▶ Work required:
Every line below that contains the word "Continued" must be copied.

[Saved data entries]
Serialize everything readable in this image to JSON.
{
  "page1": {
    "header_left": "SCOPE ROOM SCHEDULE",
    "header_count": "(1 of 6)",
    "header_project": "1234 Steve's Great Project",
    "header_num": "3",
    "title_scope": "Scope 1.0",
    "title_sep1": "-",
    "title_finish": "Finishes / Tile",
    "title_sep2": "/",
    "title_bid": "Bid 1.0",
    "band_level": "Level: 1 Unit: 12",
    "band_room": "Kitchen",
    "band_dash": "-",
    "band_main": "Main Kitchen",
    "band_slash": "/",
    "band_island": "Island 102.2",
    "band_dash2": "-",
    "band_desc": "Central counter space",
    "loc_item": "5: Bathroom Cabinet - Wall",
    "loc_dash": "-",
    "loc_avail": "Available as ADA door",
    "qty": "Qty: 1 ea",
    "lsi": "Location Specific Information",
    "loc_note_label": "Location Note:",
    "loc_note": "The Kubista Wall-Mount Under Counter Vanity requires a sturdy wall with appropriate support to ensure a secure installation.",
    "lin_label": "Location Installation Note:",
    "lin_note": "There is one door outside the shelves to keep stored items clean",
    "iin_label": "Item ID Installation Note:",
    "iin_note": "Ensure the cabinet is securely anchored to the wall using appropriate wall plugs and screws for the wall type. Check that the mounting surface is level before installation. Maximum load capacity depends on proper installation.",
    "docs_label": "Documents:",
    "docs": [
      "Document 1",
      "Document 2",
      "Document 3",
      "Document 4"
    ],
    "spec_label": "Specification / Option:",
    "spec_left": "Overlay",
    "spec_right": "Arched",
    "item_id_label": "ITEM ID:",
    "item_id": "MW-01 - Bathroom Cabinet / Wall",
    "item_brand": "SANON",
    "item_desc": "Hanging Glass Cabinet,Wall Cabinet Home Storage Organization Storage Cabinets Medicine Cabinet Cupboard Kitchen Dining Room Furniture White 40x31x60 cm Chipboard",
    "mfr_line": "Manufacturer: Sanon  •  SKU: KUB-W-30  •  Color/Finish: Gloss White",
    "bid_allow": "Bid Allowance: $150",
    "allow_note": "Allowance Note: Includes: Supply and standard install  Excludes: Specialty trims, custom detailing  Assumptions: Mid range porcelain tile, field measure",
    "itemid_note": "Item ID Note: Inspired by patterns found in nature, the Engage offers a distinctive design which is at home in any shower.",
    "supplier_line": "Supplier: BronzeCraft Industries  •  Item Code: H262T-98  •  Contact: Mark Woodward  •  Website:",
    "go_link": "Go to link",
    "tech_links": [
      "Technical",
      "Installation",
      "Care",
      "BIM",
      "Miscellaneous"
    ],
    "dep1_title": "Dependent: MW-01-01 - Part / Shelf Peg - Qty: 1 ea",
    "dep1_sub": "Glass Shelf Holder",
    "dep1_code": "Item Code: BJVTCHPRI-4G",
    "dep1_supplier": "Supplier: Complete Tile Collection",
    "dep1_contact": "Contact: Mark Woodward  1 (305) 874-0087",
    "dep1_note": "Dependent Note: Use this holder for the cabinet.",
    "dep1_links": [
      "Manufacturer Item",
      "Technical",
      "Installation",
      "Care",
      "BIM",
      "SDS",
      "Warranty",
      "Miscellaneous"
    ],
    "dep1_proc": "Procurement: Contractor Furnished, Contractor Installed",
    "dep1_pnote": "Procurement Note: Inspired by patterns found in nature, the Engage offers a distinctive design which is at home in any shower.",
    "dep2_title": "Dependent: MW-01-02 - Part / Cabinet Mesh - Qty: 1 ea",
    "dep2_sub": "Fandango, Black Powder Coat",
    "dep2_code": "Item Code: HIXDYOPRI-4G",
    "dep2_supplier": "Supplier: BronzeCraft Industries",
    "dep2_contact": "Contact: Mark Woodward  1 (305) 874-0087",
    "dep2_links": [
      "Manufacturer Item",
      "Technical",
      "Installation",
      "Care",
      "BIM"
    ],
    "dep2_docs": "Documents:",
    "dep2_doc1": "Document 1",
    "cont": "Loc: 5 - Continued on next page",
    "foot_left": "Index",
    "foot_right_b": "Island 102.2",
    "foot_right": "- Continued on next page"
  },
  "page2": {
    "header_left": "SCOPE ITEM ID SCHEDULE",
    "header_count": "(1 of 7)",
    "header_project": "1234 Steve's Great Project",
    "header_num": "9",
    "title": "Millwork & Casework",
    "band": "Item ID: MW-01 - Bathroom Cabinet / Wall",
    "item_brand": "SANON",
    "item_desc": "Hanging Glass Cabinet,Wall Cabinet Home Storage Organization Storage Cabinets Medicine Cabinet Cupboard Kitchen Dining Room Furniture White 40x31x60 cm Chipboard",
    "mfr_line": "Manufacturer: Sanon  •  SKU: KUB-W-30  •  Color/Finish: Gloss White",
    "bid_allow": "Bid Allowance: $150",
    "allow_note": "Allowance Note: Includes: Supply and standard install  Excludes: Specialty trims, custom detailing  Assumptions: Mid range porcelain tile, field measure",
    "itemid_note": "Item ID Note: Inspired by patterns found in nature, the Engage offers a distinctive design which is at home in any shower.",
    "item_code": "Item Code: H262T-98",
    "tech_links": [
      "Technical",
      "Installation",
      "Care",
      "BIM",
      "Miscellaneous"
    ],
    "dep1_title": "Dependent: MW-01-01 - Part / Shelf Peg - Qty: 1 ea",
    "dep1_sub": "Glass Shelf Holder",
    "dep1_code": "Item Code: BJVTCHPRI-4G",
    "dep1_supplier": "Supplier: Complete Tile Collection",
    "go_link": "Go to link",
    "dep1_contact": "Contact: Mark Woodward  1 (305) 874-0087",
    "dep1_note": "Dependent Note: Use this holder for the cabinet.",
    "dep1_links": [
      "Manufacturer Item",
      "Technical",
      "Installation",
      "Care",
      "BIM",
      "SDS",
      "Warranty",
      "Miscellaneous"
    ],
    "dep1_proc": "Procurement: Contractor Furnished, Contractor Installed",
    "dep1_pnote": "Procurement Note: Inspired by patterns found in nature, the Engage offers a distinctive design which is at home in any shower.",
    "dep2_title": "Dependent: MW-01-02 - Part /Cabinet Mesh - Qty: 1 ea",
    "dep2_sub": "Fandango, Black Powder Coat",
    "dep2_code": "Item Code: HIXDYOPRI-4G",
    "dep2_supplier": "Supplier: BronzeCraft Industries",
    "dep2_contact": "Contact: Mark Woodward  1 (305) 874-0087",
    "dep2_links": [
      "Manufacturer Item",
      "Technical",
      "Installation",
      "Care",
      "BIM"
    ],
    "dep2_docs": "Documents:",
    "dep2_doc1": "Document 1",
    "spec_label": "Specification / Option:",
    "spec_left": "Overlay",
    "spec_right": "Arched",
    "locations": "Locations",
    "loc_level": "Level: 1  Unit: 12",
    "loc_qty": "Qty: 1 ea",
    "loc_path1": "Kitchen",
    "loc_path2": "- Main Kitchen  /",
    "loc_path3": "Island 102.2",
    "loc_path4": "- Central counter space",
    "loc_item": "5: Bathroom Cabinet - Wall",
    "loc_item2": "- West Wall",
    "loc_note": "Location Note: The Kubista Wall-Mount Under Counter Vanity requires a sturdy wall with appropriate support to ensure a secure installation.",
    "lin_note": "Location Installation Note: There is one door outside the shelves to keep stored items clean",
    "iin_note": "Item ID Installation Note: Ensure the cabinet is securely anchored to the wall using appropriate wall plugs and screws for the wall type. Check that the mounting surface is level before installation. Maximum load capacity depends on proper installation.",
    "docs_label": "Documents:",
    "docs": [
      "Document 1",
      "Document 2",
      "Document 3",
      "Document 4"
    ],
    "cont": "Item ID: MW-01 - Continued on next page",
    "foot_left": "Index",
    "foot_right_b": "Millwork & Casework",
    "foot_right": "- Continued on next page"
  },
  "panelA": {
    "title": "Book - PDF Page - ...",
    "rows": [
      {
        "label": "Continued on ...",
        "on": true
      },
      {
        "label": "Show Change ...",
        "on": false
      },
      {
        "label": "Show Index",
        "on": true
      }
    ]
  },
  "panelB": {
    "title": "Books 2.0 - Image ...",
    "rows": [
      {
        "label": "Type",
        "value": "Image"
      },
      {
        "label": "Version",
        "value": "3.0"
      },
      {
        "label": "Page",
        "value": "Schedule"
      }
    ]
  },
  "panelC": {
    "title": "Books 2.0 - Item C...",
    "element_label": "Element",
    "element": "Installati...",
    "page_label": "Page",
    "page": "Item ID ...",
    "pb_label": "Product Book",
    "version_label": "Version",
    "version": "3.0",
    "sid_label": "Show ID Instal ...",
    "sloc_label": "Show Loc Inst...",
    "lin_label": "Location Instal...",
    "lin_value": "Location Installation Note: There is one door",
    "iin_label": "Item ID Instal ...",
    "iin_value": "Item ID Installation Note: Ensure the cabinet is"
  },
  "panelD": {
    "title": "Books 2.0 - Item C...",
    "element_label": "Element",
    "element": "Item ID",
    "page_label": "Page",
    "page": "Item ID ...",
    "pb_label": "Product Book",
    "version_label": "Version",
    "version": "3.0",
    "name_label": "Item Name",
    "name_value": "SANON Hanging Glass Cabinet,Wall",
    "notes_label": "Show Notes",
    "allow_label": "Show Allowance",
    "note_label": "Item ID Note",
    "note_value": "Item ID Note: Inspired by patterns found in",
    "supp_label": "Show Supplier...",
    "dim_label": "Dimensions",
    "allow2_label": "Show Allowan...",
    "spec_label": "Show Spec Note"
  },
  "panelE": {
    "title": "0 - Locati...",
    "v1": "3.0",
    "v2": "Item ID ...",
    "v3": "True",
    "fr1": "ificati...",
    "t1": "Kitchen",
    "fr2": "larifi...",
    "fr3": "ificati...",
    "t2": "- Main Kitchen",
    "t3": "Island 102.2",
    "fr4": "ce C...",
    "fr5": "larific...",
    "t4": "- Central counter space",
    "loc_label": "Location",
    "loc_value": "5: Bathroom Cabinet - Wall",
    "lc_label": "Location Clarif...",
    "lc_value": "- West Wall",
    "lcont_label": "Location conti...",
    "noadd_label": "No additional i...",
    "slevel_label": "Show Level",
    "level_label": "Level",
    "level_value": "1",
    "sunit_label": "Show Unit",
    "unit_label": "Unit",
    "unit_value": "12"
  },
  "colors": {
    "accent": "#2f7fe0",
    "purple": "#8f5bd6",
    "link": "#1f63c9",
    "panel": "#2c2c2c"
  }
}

▶ Exercise output:
    "cont": "Loc: 5 - Continued on next page",
    "foot_right": "- Continued on next page"
    "cont": "Item ID: MW-01 - Continued on next page",
    "foot_right": "- Continued on next page"
        "label": "Continued on ...",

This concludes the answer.